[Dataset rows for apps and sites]
========================

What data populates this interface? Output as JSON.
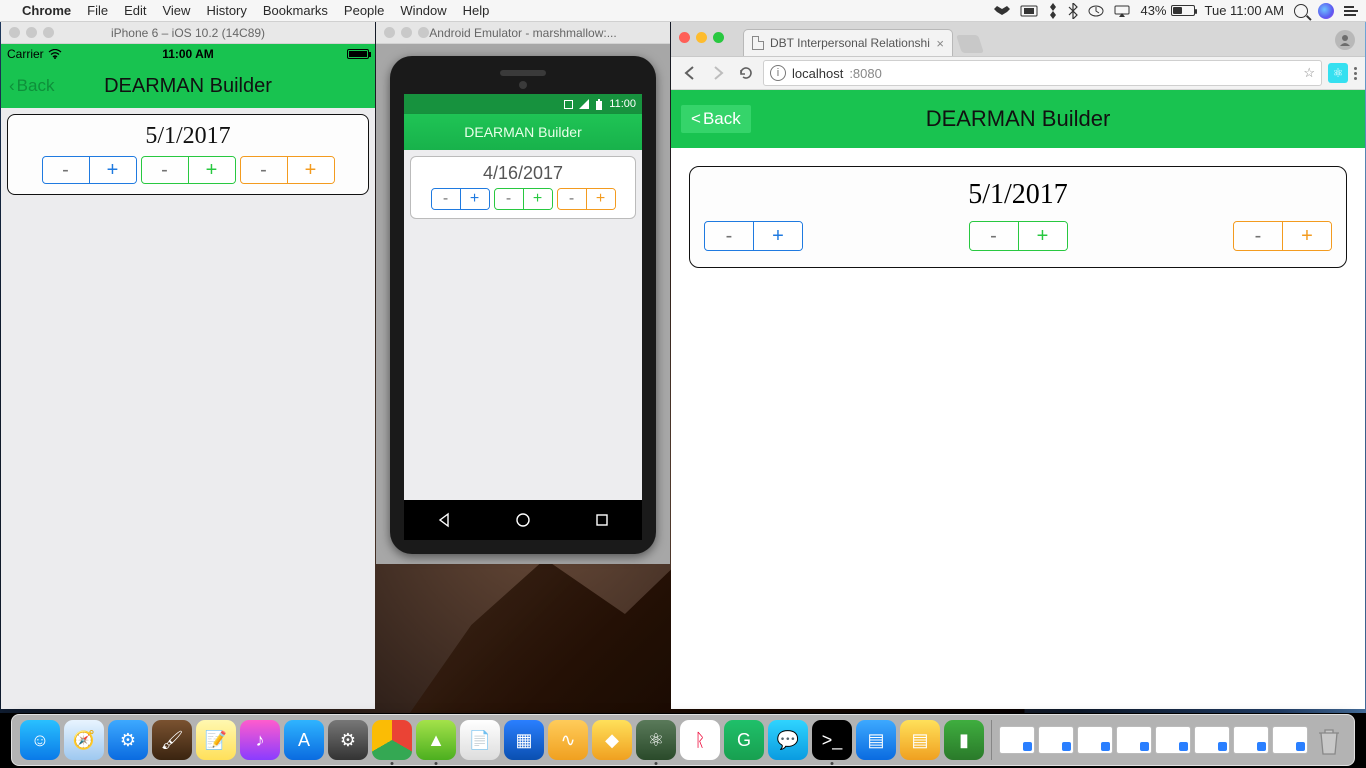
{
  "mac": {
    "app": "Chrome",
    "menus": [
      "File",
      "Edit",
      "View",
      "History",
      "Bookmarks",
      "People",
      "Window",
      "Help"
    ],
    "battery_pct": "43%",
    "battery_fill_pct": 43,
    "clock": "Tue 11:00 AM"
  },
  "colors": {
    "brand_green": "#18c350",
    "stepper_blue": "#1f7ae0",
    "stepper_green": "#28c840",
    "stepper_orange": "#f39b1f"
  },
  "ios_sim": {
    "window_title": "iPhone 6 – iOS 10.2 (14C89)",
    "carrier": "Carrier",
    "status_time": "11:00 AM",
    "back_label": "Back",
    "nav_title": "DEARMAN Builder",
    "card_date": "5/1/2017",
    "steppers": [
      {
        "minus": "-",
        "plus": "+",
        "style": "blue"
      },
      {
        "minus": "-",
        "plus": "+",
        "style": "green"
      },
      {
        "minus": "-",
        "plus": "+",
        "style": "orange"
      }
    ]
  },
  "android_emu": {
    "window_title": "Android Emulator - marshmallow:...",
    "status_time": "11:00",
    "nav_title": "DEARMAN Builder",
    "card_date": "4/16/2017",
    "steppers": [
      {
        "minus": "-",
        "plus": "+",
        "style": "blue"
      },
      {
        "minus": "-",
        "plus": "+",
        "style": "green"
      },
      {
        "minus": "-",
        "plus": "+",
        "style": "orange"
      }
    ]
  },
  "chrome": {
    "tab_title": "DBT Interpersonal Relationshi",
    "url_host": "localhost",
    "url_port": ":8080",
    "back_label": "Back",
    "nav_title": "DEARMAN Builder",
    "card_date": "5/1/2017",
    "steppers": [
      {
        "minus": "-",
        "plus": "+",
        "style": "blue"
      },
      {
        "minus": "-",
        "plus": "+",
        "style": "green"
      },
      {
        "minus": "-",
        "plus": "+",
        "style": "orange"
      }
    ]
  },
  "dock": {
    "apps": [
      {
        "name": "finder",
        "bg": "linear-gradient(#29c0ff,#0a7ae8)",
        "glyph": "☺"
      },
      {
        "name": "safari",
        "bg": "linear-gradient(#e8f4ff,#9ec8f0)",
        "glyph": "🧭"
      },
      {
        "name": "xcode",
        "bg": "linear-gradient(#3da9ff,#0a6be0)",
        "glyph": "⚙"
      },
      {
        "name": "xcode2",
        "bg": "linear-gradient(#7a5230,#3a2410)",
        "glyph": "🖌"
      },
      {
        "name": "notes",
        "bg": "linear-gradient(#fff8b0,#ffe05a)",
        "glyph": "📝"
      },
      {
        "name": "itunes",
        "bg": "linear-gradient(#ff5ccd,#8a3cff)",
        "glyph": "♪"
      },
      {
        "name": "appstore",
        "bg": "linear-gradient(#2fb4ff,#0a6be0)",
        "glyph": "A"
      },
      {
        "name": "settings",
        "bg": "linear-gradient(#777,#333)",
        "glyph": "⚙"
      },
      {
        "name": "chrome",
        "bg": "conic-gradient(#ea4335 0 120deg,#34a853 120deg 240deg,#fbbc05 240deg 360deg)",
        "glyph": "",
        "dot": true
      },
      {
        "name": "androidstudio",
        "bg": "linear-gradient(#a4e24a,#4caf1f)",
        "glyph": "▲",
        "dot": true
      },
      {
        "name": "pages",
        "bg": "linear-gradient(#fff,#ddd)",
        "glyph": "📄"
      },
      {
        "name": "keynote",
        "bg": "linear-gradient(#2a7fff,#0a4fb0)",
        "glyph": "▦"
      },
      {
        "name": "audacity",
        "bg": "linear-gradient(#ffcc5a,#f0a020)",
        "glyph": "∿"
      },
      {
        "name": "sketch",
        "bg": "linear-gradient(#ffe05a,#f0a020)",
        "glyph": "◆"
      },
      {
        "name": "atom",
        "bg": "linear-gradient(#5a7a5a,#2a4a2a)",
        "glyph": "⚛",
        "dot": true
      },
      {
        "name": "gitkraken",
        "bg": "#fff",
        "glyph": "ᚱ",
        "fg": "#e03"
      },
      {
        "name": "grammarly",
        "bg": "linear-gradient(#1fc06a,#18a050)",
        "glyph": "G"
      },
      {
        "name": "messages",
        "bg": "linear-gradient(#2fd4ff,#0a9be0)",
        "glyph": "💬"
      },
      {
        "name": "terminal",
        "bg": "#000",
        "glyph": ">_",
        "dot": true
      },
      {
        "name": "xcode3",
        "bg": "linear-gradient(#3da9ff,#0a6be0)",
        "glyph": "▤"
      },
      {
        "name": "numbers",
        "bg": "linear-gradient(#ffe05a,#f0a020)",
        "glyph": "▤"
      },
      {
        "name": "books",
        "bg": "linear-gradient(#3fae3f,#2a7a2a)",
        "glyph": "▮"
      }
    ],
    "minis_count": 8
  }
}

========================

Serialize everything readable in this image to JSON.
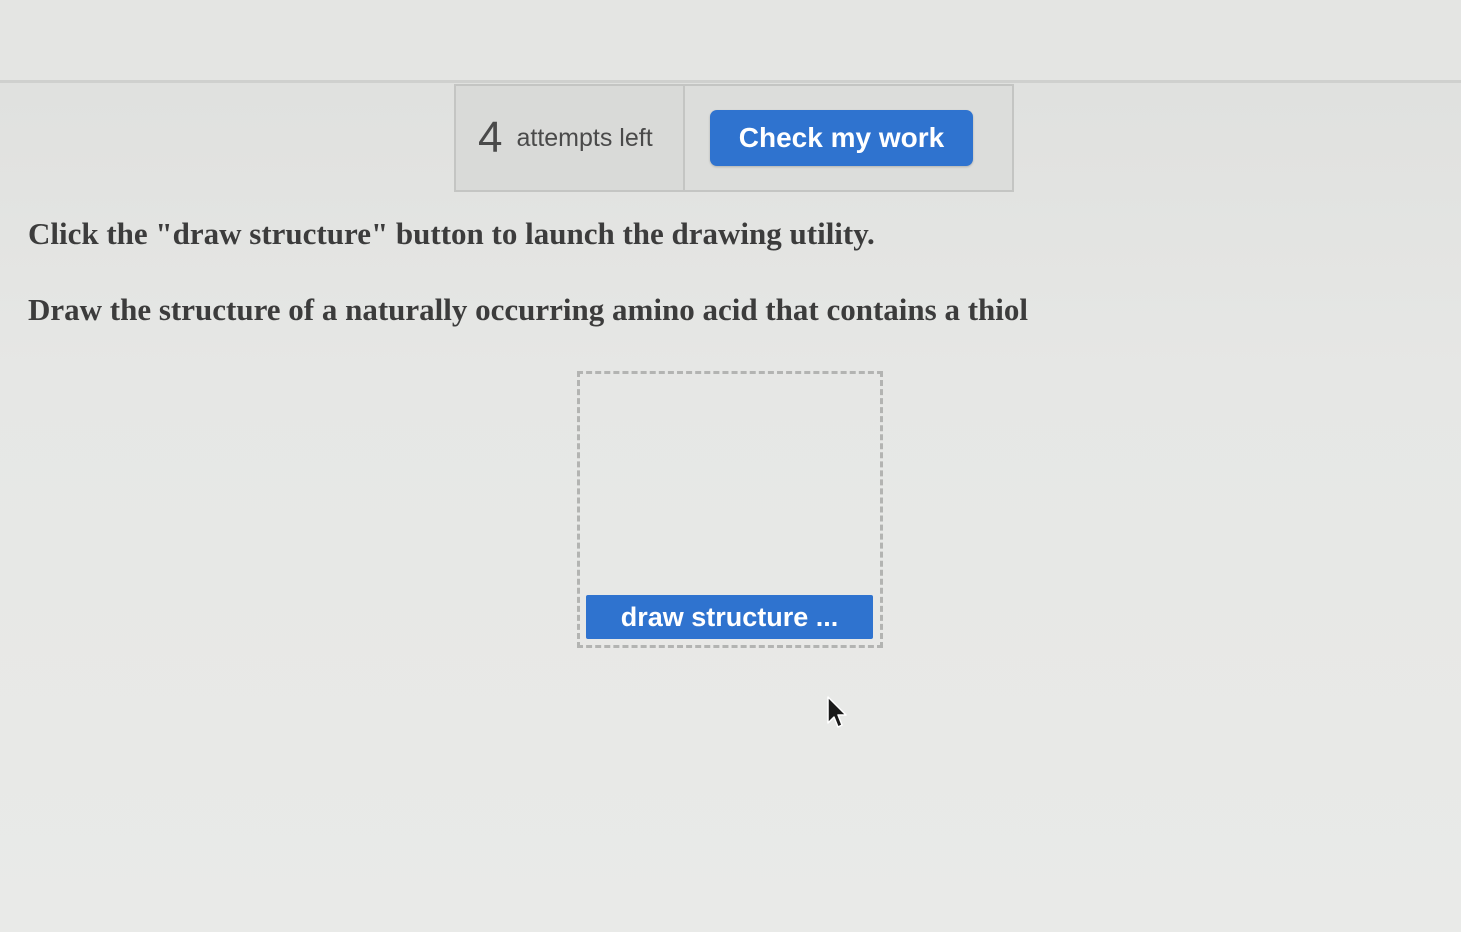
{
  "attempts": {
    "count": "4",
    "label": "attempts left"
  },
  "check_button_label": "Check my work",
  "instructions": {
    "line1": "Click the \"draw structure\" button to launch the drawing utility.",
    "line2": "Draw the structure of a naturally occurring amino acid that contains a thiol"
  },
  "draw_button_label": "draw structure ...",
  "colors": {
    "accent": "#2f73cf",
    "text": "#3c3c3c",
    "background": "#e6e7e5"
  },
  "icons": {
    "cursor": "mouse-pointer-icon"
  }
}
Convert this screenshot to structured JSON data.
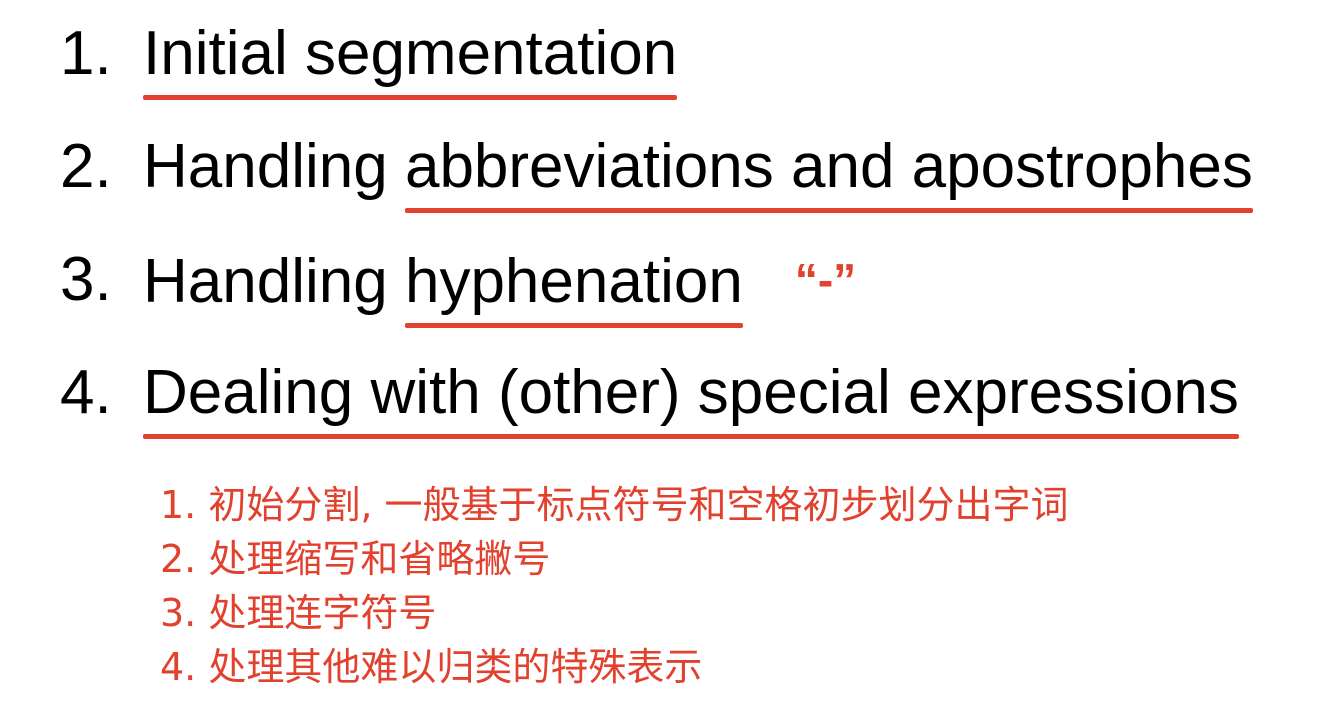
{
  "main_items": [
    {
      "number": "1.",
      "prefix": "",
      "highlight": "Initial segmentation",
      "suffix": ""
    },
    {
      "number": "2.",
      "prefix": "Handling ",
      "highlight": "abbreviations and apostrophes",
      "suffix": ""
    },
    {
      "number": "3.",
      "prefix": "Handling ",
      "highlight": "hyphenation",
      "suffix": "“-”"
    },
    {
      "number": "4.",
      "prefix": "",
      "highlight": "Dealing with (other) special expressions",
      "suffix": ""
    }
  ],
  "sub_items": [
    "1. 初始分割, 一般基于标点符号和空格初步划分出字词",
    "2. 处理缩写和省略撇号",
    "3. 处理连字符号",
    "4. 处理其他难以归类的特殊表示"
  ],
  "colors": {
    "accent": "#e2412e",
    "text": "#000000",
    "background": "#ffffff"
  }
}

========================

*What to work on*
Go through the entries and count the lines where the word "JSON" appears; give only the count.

*Exercise output*
3